    What Cornish lads can do!
    And have they fixed the where and when?
    And shall Trelawny die?
    Here's twenty thousand Cornish men
    Will know the reason why!

    Apparently they sing it at rugger matches and other Cornish gatherings, and probably about John Trelawny imprisoned in the 17th Century.
  • It is about Trelawney, one of the 7 bishops who were imprisoned by James II for petitioning against James' declaration of tolerance towards Catholics.
  • Leuth said:

    Love a good historical insurrection. Although...maybe check Wat Tyler's dates and then work out whether anyonenwoukd have fought under both him and this... ;)

    It doesn't claim that they would have. Read it again.
  • HarryLime said:

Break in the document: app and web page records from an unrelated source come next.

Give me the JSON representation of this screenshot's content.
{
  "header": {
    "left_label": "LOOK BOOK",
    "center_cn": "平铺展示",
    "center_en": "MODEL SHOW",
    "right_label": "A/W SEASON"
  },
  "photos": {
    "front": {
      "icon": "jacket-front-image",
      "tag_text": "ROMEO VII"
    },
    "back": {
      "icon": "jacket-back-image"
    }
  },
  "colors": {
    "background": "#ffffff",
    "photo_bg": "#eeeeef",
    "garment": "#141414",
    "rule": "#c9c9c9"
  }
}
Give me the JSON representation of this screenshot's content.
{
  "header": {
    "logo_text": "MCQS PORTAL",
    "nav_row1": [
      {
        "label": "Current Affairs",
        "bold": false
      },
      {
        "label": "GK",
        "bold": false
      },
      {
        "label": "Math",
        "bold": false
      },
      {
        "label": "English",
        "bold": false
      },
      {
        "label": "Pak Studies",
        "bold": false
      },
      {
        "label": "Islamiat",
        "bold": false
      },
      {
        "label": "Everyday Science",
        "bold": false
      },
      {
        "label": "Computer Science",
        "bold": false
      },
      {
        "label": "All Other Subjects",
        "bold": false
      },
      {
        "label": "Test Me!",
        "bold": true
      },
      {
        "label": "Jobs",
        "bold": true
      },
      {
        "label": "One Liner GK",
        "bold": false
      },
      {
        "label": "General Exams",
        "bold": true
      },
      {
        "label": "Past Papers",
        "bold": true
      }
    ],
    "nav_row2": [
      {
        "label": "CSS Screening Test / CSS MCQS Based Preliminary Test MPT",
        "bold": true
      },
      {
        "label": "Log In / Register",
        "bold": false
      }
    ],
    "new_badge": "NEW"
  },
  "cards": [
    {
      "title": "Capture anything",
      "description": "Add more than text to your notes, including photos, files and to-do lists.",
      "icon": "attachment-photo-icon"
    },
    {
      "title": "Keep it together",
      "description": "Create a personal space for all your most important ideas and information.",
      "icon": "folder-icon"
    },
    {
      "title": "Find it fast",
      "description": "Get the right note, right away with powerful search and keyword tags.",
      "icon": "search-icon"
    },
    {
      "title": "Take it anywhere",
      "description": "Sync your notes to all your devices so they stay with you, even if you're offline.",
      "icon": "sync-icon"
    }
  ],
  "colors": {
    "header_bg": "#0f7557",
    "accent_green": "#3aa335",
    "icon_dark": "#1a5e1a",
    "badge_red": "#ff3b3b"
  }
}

    There is a plaque on the wall of Greenwich Park marking the last time a large group of Cornishmen came to our neck of the woods. It didn’t turn out well for them then, culminating with their defeat at The Battle of Blackheath on 17th June 1497.
    Tin miners down on the Lizard peninsula were angered by increased taxes being levied by Henry VII to wage a war in Scotland. Led by a blacksmith Michael Joseph and a lawyer Thomas Flamank they incited Cornishmen to take up arms against The King. Marching from the South West they gathered recruits along the way including the noble James Touchet the 7th Baron Audley. Gathering at Blackheath they had hoped to be joined by men from Kent who had participated in similar insurrections under Wat Tyler and Jack Cade, sadly for them, they didn’t show up.
    London was in panic though with the Royal family moving to the safety of The Tower of London, Henry diverted his force on route north to defend the capital. He made it be known that he would attack on the Monday, but moved his forces against the Cornishmen at dawn on his “lucky day” Saturday 17th June. Inexperienced, outnumbered and out manoeuvred and lacking any cavalry or artillery the Cornishmen were soon put to flight, with maybe as many as 2000 killed. By 2pm Henry was back in the City in triumph knighting deserving parties along the way.
    Of the leaders Michael Joseph and Thomas Flamark were hanged at Tyburn whilst Baron Audley being a peer of the realm was beheaded in The Tower. Their heads were displayed on pike staffs on London Bridge.
    They’ll be hoping for a better result this time around.

    Read more if this sort of thing doesn't bore you: https://en.wikipedia.org/wiki/Cornish_rebellion_of_1497

    Interesting thanks for posting
Sign In or Register to comment.